## Page and application data records
________
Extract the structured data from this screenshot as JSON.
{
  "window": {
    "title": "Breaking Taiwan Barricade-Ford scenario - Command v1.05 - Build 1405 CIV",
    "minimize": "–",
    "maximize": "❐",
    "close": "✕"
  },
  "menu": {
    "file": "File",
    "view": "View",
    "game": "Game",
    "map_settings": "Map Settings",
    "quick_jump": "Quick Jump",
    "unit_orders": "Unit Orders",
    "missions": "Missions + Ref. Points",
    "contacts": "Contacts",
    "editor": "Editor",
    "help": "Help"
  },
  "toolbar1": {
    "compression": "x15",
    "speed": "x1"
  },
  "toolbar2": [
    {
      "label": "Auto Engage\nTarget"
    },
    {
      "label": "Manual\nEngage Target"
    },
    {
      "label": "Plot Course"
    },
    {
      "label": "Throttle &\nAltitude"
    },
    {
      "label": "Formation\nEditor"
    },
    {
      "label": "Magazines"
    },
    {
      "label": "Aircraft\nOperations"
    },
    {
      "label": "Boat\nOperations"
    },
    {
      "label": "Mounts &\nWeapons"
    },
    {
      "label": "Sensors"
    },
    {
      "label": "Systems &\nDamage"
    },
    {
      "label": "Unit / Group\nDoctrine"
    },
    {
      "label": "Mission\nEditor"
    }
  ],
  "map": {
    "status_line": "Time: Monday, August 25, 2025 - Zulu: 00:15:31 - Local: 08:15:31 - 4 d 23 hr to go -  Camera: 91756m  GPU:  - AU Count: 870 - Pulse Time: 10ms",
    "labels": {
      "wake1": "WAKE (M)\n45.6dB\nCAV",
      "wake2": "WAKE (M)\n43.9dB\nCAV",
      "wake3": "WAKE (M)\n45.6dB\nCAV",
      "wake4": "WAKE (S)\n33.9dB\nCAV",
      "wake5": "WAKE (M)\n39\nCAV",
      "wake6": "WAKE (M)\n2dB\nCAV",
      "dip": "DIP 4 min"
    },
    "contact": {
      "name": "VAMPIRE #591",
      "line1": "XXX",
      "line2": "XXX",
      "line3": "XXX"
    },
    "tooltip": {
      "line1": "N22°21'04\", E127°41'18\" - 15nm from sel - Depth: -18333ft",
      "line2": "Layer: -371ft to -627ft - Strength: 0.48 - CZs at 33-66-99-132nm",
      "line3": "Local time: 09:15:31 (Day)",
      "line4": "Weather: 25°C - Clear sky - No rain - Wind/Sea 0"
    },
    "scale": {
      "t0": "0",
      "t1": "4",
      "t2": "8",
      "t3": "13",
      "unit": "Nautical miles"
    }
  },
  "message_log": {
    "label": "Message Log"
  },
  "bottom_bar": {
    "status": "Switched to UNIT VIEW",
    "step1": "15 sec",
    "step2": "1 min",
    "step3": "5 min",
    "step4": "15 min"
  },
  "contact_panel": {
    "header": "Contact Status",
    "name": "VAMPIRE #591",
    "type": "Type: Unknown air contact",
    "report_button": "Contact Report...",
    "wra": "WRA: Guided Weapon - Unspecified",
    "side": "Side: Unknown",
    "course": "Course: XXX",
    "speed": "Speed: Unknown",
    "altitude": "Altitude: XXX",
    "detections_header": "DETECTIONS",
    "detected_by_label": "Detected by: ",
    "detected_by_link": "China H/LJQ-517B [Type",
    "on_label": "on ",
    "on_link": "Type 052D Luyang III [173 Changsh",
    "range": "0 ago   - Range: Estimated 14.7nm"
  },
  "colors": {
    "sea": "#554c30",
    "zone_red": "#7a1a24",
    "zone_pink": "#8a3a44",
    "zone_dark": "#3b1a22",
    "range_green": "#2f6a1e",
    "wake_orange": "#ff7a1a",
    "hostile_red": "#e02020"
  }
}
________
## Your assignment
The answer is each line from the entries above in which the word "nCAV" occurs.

## Problem solution
      "wake1": "WAKE (M)\n45.6dB\nCAV",
      "wake2": "WAKE (M)\n43.9dB\nCAV",
      "wake3": "WAKE (M)\n45.6dB\nCAV",
      "wake4": "WAKE (S)\n33.9dB\nCAV",
      "wake5": "WAKE (M)\n39\nCAV",
      "wake6": "WAKE (M)\n2dB\nCAV",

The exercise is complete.